Here is a listing. Write it out again without a single difference.

Task material:
************
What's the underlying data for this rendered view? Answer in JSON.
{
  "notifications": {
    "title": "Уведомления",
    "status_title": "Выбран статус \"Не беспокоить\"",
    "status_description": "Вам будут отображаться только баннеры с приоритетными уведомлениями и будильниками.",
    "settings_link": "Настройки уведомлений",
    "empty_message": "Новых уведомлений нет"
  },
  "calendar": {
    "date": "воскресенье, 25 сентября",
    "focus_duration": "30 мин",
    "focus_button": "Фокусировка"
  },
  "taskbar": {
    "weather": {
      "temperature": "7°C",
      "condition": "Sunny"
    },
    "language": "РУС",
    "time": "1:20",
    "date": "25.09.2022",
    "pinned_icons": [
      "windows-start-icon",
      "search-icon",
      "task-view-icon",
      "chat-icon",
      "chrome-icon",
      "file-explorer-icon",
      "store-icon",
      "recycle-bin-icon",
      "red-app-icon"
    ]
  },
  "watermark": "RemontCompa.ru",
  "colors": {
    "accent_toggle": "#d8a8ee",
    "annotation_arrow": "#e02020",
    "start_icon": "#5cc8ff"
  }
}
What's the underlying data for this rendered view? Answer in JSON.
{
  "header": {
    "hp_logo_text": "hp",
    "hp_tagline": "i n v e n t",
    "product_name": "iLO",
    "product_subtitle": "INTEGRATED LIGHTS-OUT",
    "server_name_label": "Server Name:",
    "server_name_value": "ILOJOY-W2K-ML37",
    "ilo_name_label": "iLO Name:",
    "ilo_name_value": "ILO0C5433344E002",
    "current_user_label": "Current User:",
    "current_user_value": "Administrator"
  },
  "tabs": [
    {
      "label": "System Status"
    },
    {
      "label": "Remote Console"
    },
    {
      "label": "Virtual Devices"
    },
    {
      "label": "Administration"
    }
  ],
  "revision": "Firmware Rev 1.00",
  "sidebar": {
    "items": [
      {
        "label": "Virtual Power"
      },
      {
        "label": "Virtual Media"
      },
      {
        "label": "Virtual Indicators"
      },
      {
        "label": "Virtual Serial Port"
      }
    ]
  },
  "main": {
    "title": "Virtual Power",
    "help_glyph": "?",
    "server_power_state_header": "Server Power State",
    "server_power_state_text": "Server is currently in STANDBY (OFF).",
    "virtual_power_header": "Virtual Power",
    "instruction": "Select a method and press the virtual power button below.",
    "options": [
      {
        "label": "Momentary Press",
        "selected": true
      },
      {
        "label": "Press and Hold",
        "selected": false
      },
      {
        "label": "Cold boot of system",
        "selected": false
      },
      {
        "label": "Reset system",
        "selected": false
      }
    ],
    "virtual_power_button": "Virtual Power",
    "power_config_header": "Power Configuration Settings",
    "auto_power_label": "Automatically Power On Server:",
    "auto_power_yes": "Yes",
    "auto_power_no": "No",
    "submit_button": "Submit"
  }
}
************
Solution to this task:
What's the underlying data for this rendered view? Answer in JSON.
{
  "notifications": {
    "title": "Уведомления",
    "status_title": "Выбран статус \"Не беспокоить\"",
    "status_description": "Вам будут отображаться только баннеры с приоритетными уведомлениями и будильниками.",
    "settings_link": "Настройки уведомлений",
    "empty_message": "Новых уведомлений нет"
  },
  "calendar": {
    "date": "воскресенье, 25 сентября",
    "focus_duration": "30 мин",
    "focus_button": "Фокусировка"
  },
  "taskbar": {
    "weather": {
      "temperature": "7°C",
      "condition": "Sunny"
    },
    "language": "РУС",
    "time": "1:20",
    "date": "25.09.2022",
    "pinned_icons": [
      "windows-start-icon",
      "search-icon",
      "task-view-icon",
      "chat-icon",
      "chrome-icon",
      "file-explorer-icon",
      "store-icon",
      "recycle-bin-icon",
      "red-app-icon"
    ]
  },
  "watermark": "RemontCompa.ru",
  "colors": {
    "accent_toggle": "#d8a8ee",
    "annotation_arrow": "#e02020",
    "start_icon": "#5cc8ff"
  }
}
What's the underlying data for this rendered view? Answer in JSON.
{
  "header": {
    "hp_logo_text": "hp",
    "hp_tagline": "i n v e n t",
    "product_name": "iLO",
    "product_subtitle": "INTEGRATED LIGHTS-OUT",
    "server_name_label": "Server Name:",
    "server_name_value": "ILOJOY-W2K-ML37",
    "ilo_name_label": "iLO Name:",
    "ilo_name_value": "ILO0C5433344E002",
    "current_user_label": "Current User:",
    "current_user_value": "Administrator"
  },
  "tabs": [
    {
      "label": "System Status"
    },
    {
      "label": "Remote Console"
    },
    {
      "label": "Virtual Devices"
    },
    {
      "label": "Administration"
    }
  ],
  "revision": "Firmware Rev 1.00",
  "sidebar": {
    "items": [
      {
        "label": "Virtual Power"
      },
      {
        "label": "Virtual Media"
      },
      {
        "label": "Virtual Indicators"
      },
      {
        "label": "Virtual Serial Port"
      }
    ]
  },
  "main": {
    "title": "Virtual Power",
    "help_glyph": "?",
    "server_power_state_header": "Server Power State",
    "server_power_state_text": "Server is currently in STANDBY (OFF).",
    "virtual_power_header": "Virtual Power",
    "instruction": "Select a method and press the virtual power button below.",
    "options": [
      {
        "label": "Momentary Press",
        "selected": true
      },
      {
        "label": "Press and Hold",
        "selected": false
      },
      {
        "label": "Cold boot of system",
        "selected": false
      },
      {
        "label": "Reset system",
        "selected": false
      }
    ],
    "virtual_power_button": "Virtual Power",
    "power_config_header": "Power Configuration Settings",
    "auto_power_label": "Automatically Power On Server:",
    "auto_power_yes": "Yes",
    "auto_power_no": "No",
    "submit_button": "Submit"
  }
}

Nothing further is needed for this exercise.